ST PAUL, Minn. — Governor Tim Walz has warned against the gathering of large groups this holiday weekend, but a collection of uninvited guests is not heeding his advice, deciding instead to mass at the Governor's residence in an attempt to have their voices heard.
Activists staged a car caravan early Friday afternoon to protest the arrests of 646 people who were cited during a protest the night of Nov. 4. The group is demanding that all charges and fines be dropped against those involved.
During that Nov. 4 protest, launched to draw attention to what organizers call "the triple pandemic of racism, economic crisis and COVID-19," activists spilled out onto Interstate 94. The crowd shut down traffic on the busy freeway for more than three hours.
Minneapolis Police, the Minnesota State Patrol and other agencies moved in to remove protesters and ticket each of them for being a pedestrian on a freeway and public nuisance. The Minnesota Department of Public Safety (DPS) insisted no force or chemicals were used that night, and no protesters or officers were injured during the encounter.
The day after the Nov. 4 protest, activist Jess Sundin told KARE 11 it would have lasted an hour, but law enforcement didn't allow protesters to leave.
Friday demonstrators gathered at J.J. Hill elementary school, the place Philando Castile worked, to decorate their cars and organize. From there dozens of vehicles rolled out to drive to the governor's residence and make their message heard.
From SKY 11 you could see the group drive a repeated route through the neighborhood, passing by the Governor's residence over and over again.
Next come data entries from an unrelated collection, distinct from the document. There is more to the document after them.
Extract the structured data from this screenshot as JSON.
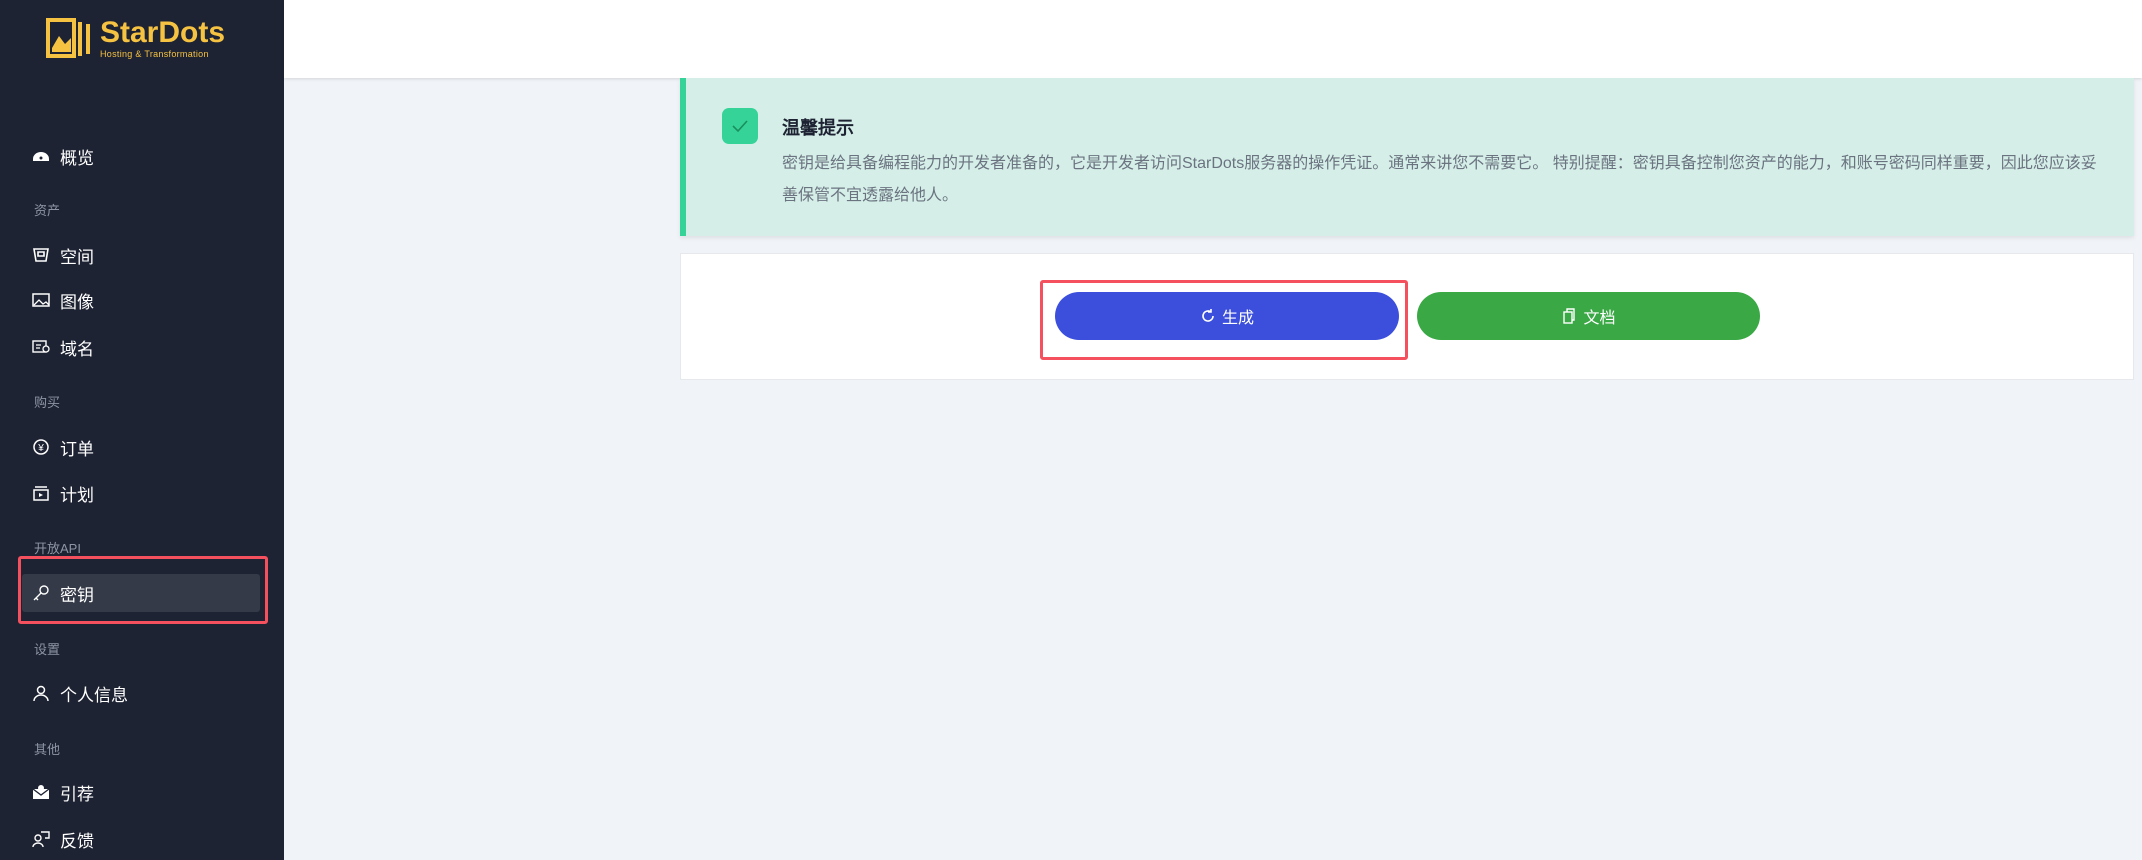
{
  "brand": {
    "name": "StarDots",
    "tagline": "Hosting & Transformation"
  },
  "sidebar": {
    "overview": "概览",
    "groups": {
      "assets": "资产",
      "purchase": "购买",
      "open_api": "开放API",
      "settings": "设置",
      "other": "其他"
    },
    "items": {
      "space": "空间",
      "images": "图像",
      "domains": "域名",
      "orders": "订单",
      "plans": "计划",
      "keys": "密钥",
      "profile": "个人信息",
      "referral": "引荐",
      "feedback": "反馈"
    },
    "active": "keys"
  },
  "alert": {
    "title": "温馨提示",
    "text": "密钥是给具备编程能力的开发者准备的，它是开发者访问StarDots服务器的操作凭证。通常来讲您不需要它。 特别提醒：密钥具备控制您资产的能力，和账号密码同样重要，因此您应该妥善保管不宜透露给他人。"
  },
  "actions": {
    "generate": "生成",
    "docs": "文档"
  },
  "colors": {
    "sidebar": "#1e2333",
    "brand": "#f5c242",
    "generate": "#3b4fdc",
    "docs": "#3aa845",
    "alert": "#d5efe8",
    "highlight": "#f4505e"
  }
}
Eventually the activists stopped their vehicles, making Summit Avenue impassable.
According to a spokesperson for Gov. Walz, the governor doesn't have the authority to drop any of the charge. This decision would need to be made by the Minneapolis City Attorney.